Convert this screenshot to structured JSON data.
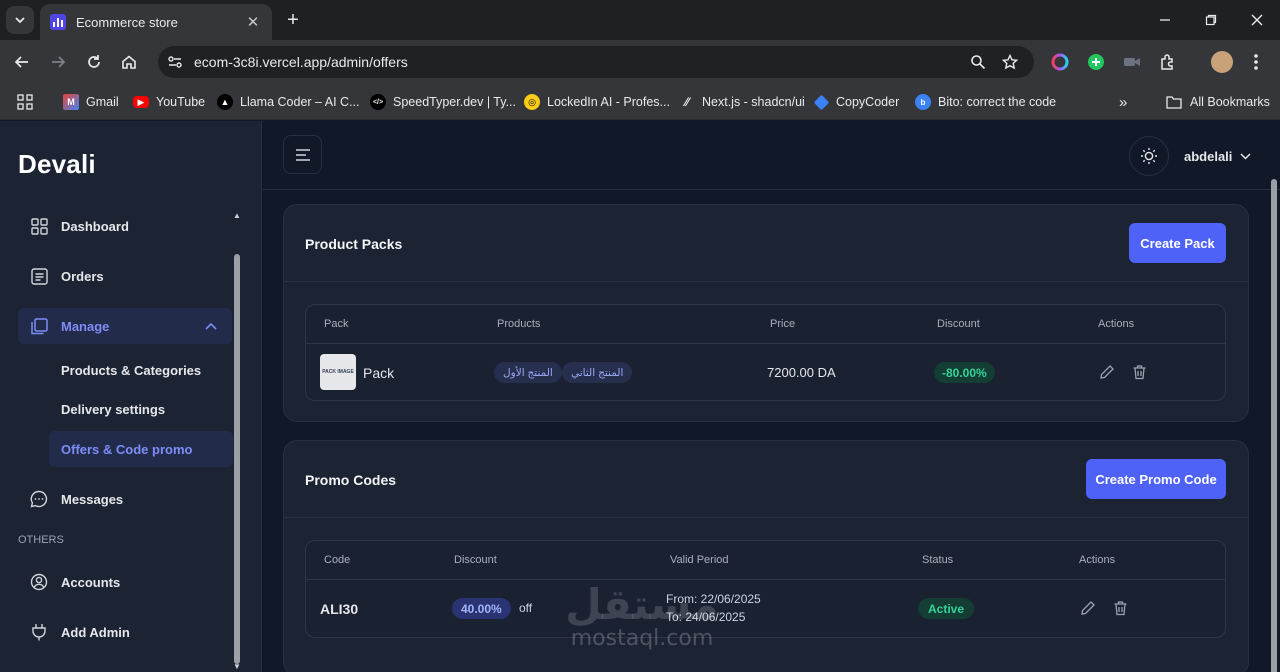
{
  "browser": {
    "tab_title": "Ecommerce store",
    "url": "ecom-3c8i.vercel.app/admin/offers",
    "bookmarks": [
      {
        "label": "Gmail"
      },
      {
        "label": "YouTube"
      },
      {
        "label": "Llama Coder – AI C..."
      },
      {
        "label": "SpeedTyper.dev | Ty..."
      },
      {
        "label": "LockedIn AI - Profes..."
      },
      {
        "label": "Next.js - shadcn/ui"
      },
      {
        "label": "CopyCoder"
      },
      {
        "label": "Bito: correct the code"
      }
    ],
    "all_bookmarks": "All Bookmarks",
    "overflow": "»"
  },
  "sidebar": {
    "logo": "Devali",
    "dashboard": "Dashboard",
    "orders": "Orders",
    "manage": "Manage",
    "sub_items": [
      "Products & Categories",
      "Delivery settings",
      "Offers & Code promo"
    ],
    "messages": "Messages",
    "others_label": "OTHERS",
    "accounts": "Accounts",
    "add_admin": "Add Admin"
  },
  "header": {
    "user": "abdelali"
  },
  "packs": {
    "title": "Product Packs",
    "create_label": "Create Pack",
    "columns": [
      "Pack",
      "Products",
      "Price",
      "Discount",
      "Actions"
    ],
    "rows": [
      {
        "image_text": "PACK IMAGE",
        "name": "Pack",
        "products": [
          "المنتج الثاني",
          "المنتج الأول"
        ],
        "price": "7200.00 DA",
        "discount": "-80.00%"
      }
    ]
  },
  "promo": {
    "title": "Promo Codes",
    "create_label": "Create Promo Code",
    "columns": [
      "Code",
      "Discount",
      "Valid Period",
      "Status",
      "Actions"
    ],
    "rows": [
      {
        "code": "ALI30",
        "discount": "40.00%",
        "discount_suffix": "off",
        "from": "From: 22/06/2025",
        "to": "To: 24/06/2025",
        "status": "Active"
      }
    ]
  },
  "watermark": {
    "arabic": "مستقل",
    "latin": "mostaql.com"
  },
  "colors": {
    "accent": "#4f62f7",
    "active_nav": "#7e8cf7",
    "success": "#34d399",
    "background": "#111827",
    "panel": "#1c2433"
  }
}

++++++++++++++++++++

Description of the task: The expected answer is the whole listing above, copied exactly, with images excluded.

Reply to the exercise:
Convert this screenshot to structured JSON data.
{
  "browser": {
    "tab_title": "Ecommerce store",
    "url": "ecom-3c8i.vercel.app/admin/offers",
    "bookmarks": [
      {
        "label": "Gmail"
      },
      {
        "label": "YouTube"
      },
      {
        "label": "Llama Coder – AI C..."
      },
      {
        "label": "SpeedTyper.dev | Ty..."
      },
      {
        "label": "LockedIn AI - Profes..."
      },
      {
        "label": "Next.js - shadcn/ui"
      },
      {
        "label": "CopyCoder"
      },
      {
        "label": "Bito: correct the code"
      }
    ],
    "all_bookmarks": "All Bookmarks",
    "overflow": "»"
  },
  "sidebar": {
    "logo": "Devali",
    "dashboard": "Dashboard",
    "orders": "Orders",
    "manage": "Manage",
    "sub_items": [
      "Products & Categories",
      "Delivery settings",
      "Offers & Code promo"
    ],
    "messages": "Messages",
    "others_label": "OTHERS",
    "accounts": "Accounts",
    "add_admin": "Add Admin"
  },
  "header": {
    "user": "abdelali"
  },
  "packs": {
    "title": "Product Packs",
    "create_label": "Create Pack",
    "columns": [
      "Pack",
      "Products",
      "Price",
      "Discount",
      "Actions"
    ],
    "rows": [
      {
        "image_text": "PACK IMAGE",
        "name": "Pack",
        "products": [
          "المنتج الثاني",
          "المنتج الأول"
        ],
        "price": "7200.00 DA",
        "discount": "-80.00%"
      }
    ]
  },
  "promo": {
    "title": "Promo Codes",
    "create_label": "Create Promo Code",
    "columns": [
      "Code",
      "Discount",
      "Valid Period",
      "Status",
      "Actions"
    ],
    "rows": [
      {
        "code": "ALI30",
        "discount": "40.00%",
        "discount_suffix": "off",
        "from": "From: 22/06/2025",
        "to": "To: 24/06/2025",
        "status": "Active"
      }
    ]
  },
  "watermark": {
    "arabic": "مستقل",
    "latin": "mostaql.com"
  },
  "colors": {
    "accent": "#4f62f7",
    "active_nav": "#7e8cf7",
    "success": "#34d399",
    "background": "#111827",
    "panel": "#1c2433"
  }
}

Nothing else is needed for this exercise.